Task description:
An exact repetition of the data below, without images, is the expected answer.

Data to examine:
···
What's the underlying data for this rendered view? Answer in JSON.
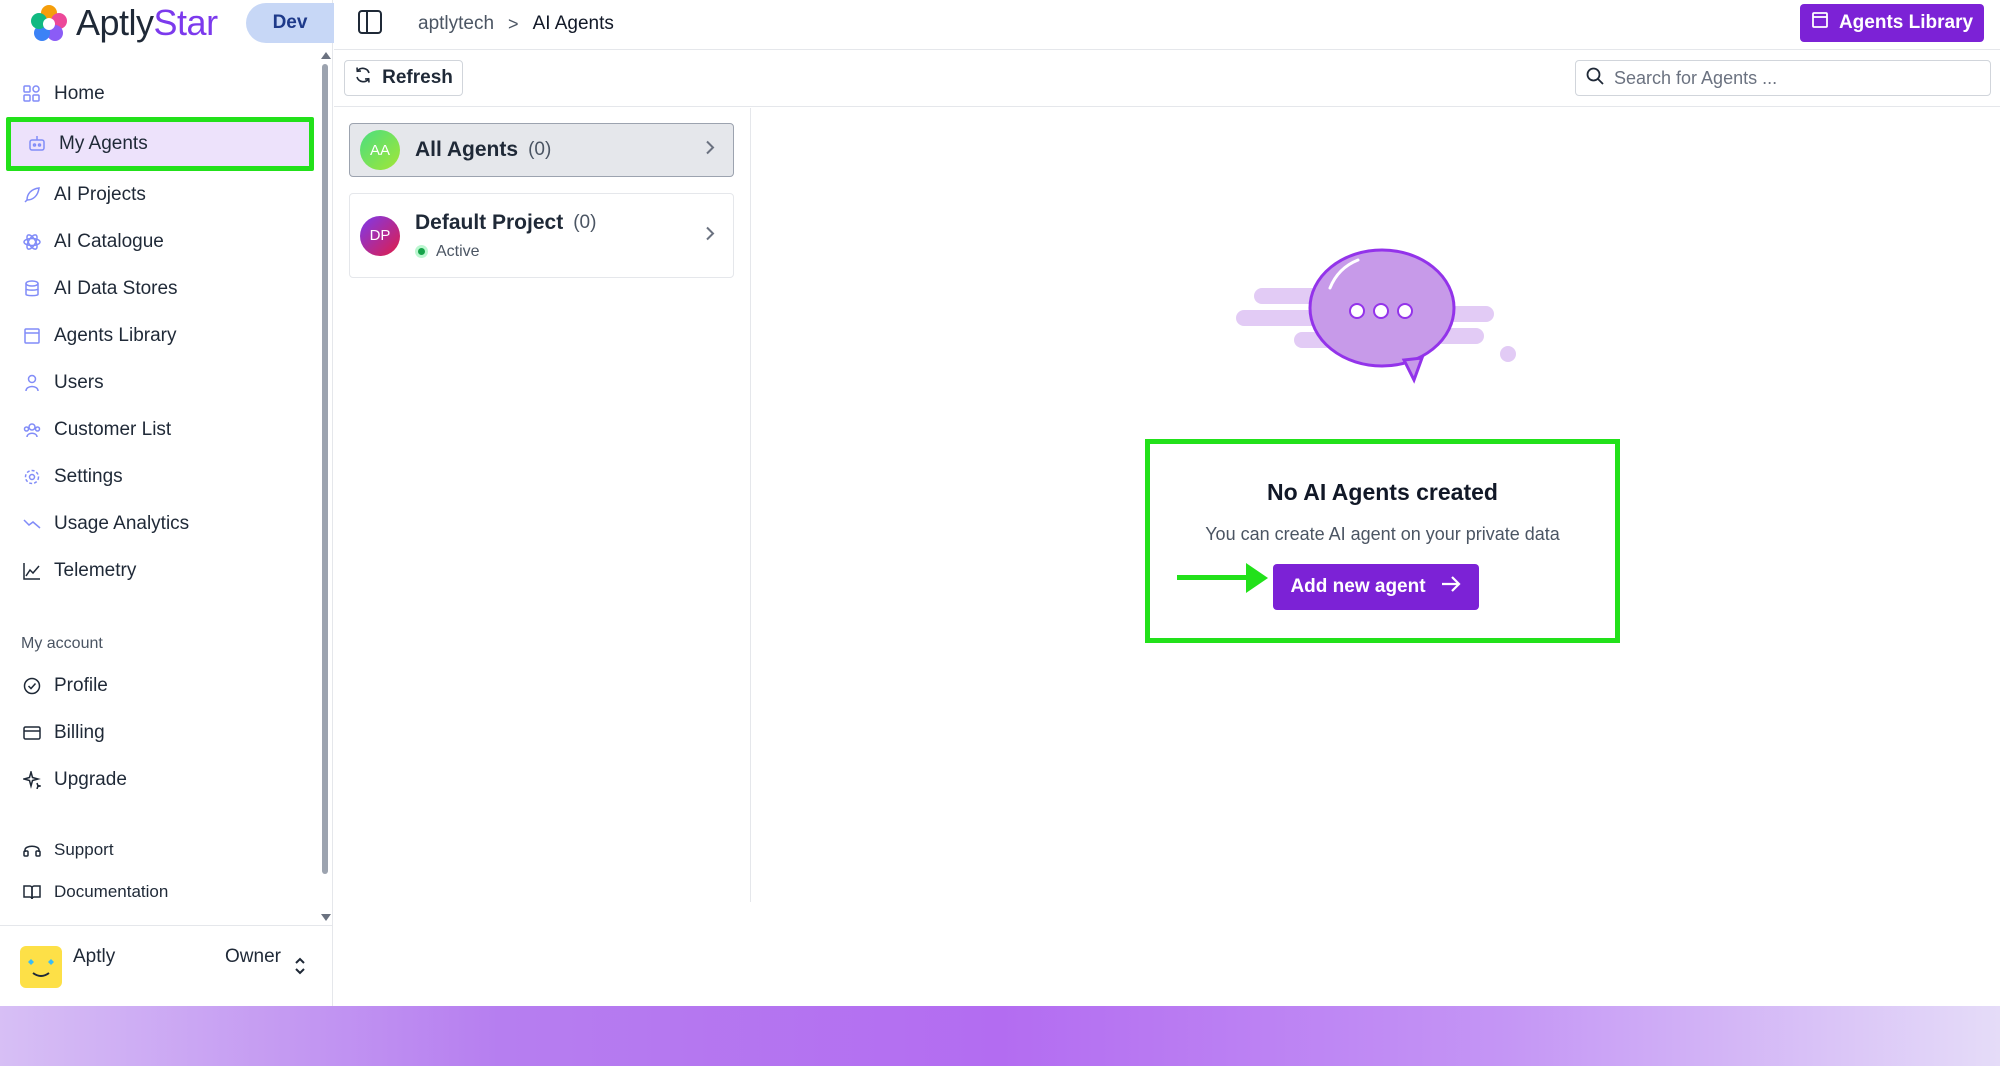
{
  "brand": {
    "name_part1": "Aptly",
    "name_part2": "Star",
    "env": "Dev"
  },
  "breadcrumb": {
    "org": "aptlytech",
    "separator": ">",
    "current": "AI Agents"
  },
  "header": {
    "library_button": "Agents Library"
  },
  "toolbar": {
    "refresh_label": "Refresh",
    "search_placeholder": "Search for Agents ..."
  },
  "sidebar": {
    "items": [
      {
        "label": "Home",
        "icon": "home-icon"
      },
      {
        "label": "My Agents",
        "icon": "robot-icon"
      },
      {
        "label": "AI Projects",
        "icon": "rocket-icon"
      },
      {
        "label": "AI Catalogue",
        "icon": "atom-icon"
      },
      {
        "label": "AI Data Stores",
        "icon": "database-icon"
      },
      {
        "label": "Agents Library",
        "icon": "archive-icon"
      },
      {
        "label": "Users",
        "icon": "user-icon"
      },
      {
        "label": "Customer List",
        "icon": "users-icon"
      },
      {
        "label": "Settings",
        "icon": "gear-icon"
      },
      {
        "label": "Usage Analytics",
        "icon": "trend-icon"
      },
      {
        "label": "Telemetry",
        "icon": "chart-icon"
      }
    ],
    "account_heading": "My account",
    "account_items": [
      {
        "label": "Profile",
        "icon": "badge-check-icon"
      },
      {
        "label": "Billing",
        "icon": "card-icon"
      },
      {
        "label": "Upgrade",
        "icon": "sparkle-icon"
      }
    ],
    "help_items": [
      {
        "label": "Support",
        "icon": "headset-icon"
      },
      {
        "label": "Documentation",
        "icon": "book-icon"
      }
    ],
    "user": {
      "name": "Aptly",
      "role": "Owner"
    }
  },
  "projects": [
    {
      "initials": "AA",
      "name": "All Agents",
      "count": "(0)"
    },
    {
      "initials": "DP",
      "name": "Default Project",
      "count": "(0)",
      "status": "Active"
    }
  ],
  "empty_state": {
    "title": "No AI Agents created",
    "subtitle": "You can create AI agent on your private data",
    "button": "Add new agent"
  },
  "colors": {
    "accent": "#7c22d6",
    "highlight": "#22e11a",
    "active_bg": "#ede2fb"
  }
}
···
Answer below:
What's the underlying data for this rendered view? Answer in JSON.
{
  "brand": {
    "name_part1": "Aptly",
    "name_part2": "Star",
    "env": "Dev"
  },
  "breadcrumb": {
    "org": "aptlytech",
    "separator": ">",
    "current": "AI Agents"
  },
  "header": {
    "library_button": "Agents Library"
  },
  "toolbar": {
    "refresh_label": "Refresh",
    "search_placeholder": "Search for Agents ..."
  },
  "sidebar": {
    "items": [
      {
        "label": "Home",
        "icon": "home-icon"
      },
      {
        "label": "My Agents",
        "icon": "robot-icon"
      },
      {
        "label": "AI Projects",
        "icon": "rocket-icon"
      },
      {
        "label": "AI Catalogue",
        "icon": "atom-icon"
      },
      {
        "label": "AI Data Stores",
        "icon": "database-icon"
      },
      {
        "label": "Agents Library",
        "icon": "archive-icon"
      },
      {
        "label": "Users",
        "icon": "user-icon"
      },
      {
        "label": "Customer List",
        "icon": "users-icon"
      },
      {
        "label": "Settings",
        "icon": "gear-icon"
      },
      {
        "label": "Usage Analytics",
        "icon": "trend-icon"
      },
      {
        "label": "Telemetry",
        "icon": "chart-icon"
      }
    ],
    "account_heading": "My account",
    "account_items": [
      {
        "label": "Profile",
        "icon": "badge-check-icon"
      },
      {
        "label": "Billing",
        "icon": "card-icon"
      },
      {
        "label": "Upgrade",
        "icon": "sparkle-icon"
      }
    ],
    "help_items": [
      {
        "label": "Support",
        "icon": "headset-icon"
      },
      {
        "label": "Documentation",
        "icon": "book-icon"
      }
    ],
    "user": {
      "name": "Aptly",
      "role": "Owner"
    }
  },
  "projects": [
    {
      "initials": "AA",
      "name": "All Agents",
      "count": "(0)"
    },
    {
      "initials": "DP",
      "name": "Default Project",
      "count": "(0)",
      "status": "Active"
    }
  ],
  "empty_state": {
    "title": "No AI Agents created",
    "subtitle": "You can create AI agent on your private data",
    "button": "Add new agent"
  },
  "colors": {
    "accent": "#7c22d6",
    "highlight": "#22e11a",
    "active_bg": "#ede2fb"
  }
}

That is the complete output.